| Excerpted records |
--- START ---

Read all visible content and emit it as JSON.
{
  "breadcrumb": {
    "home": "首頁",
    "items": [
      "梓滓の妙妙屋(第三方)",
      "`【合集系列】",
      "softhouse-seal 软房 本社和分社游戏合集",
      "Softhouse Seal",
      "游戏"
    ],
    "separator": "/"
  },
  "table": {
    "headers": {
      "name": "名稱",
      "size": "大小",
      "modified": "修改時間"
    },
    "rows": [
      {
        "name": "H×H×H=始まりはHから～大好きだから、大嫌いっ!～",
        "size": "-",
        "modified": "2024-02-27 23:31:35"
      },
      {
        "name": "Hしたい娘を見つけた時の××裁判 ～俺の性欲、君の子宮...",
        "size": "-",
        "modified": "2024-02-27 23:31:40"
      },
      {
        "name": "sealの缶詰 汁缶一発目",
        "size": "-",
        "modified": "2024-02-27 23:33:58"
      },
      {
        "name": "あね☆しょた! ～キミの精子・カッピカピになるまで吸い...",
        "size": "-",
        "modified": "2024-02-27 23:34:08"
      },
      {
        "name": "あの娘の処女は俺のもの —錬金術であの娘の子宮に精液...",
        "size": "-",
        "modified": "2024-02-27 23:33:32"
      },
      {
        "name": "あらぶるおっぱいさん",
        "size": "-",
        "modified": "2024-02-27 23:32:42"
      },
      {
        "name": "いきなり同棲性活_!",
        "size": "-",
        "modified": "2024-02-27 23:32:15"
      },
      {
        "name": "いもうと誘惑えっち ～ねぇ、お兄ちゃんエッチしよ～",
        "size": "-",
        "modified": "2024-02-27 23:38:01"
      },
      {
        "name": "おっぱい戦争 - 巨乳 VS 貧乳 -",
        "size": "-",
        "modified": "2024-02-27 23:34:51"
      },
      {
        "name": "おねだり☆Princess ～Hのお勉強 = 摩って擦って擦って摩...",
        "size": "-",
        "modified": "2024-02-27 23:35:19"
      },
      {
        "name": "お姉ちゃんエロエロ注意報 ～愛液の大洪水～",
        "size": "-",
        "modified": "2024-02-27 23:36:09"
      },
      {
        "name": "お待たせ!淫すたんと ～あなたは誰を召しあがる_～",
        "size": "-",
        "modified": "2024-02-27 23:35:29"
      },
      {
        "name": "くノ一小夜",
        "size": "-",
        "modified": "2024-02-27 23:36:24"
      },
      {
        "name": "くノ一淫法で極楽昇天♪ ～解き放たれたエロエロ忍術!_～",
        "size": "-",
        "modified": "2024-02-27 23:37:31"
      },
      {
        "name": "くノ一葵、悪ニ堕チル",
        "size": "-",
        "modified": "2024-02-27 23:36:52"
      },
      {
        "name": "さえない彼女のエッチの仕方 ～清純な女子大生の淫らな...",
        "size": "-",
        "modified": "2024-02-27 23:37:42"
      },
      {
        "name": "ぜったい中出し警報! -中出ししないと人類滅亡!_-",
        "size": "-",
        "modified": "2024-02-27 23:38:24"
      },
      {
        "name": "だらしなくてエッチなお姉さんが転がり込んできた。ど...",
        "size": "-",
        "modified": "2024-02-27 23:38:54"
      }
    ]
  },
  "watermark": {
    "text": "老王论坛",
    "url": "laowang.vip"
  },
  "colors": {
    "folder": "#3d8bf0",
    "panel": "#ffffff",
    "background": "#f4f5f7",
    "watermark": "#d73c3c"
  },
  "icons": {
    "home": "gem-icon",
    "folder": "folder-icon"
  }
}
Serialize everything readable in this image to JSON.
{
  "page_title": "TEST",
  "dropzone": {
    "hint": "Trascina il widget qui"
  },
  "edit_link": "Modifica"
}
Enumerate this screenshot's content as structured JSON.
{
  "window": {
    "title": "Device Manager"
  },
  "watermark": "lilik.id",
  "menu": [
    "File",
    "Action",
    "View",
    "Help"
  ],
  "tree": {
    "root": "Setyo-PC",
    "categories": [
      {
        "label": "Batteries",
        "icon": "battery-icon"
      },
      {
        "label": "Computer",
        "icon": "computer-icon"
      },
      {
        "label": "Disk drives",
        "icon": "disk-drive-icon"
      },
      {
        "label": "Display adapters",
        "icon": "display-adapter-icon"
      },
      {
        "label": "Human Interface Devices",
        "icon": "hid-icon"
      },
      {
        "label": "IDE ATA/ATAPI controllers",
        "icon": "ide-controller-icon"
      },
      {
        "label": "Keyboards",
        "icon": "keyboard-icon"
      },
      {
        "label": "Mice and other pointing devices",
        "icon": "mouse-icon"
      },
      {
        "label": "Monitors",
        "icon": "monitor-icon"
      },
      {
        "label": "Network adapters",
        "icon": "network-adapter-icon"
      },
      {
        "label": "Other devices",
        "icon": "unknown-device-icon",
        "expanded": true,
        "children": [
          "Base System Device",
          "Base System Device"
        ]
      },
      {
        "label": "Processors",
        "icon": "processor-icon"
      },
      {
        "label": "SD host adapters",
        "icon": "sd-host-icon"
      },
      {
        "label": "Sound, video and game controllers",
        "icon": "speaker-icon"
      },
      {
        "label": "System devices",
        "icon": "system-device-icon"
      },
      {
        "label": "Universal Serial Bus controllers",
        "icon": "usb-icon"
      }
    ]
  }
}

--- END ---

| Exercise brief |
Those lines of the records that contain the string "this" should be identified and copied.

| Output of the task |
Serialize everything readable in this image to JSON.
Enumerate this screenshot's content as structured JSON.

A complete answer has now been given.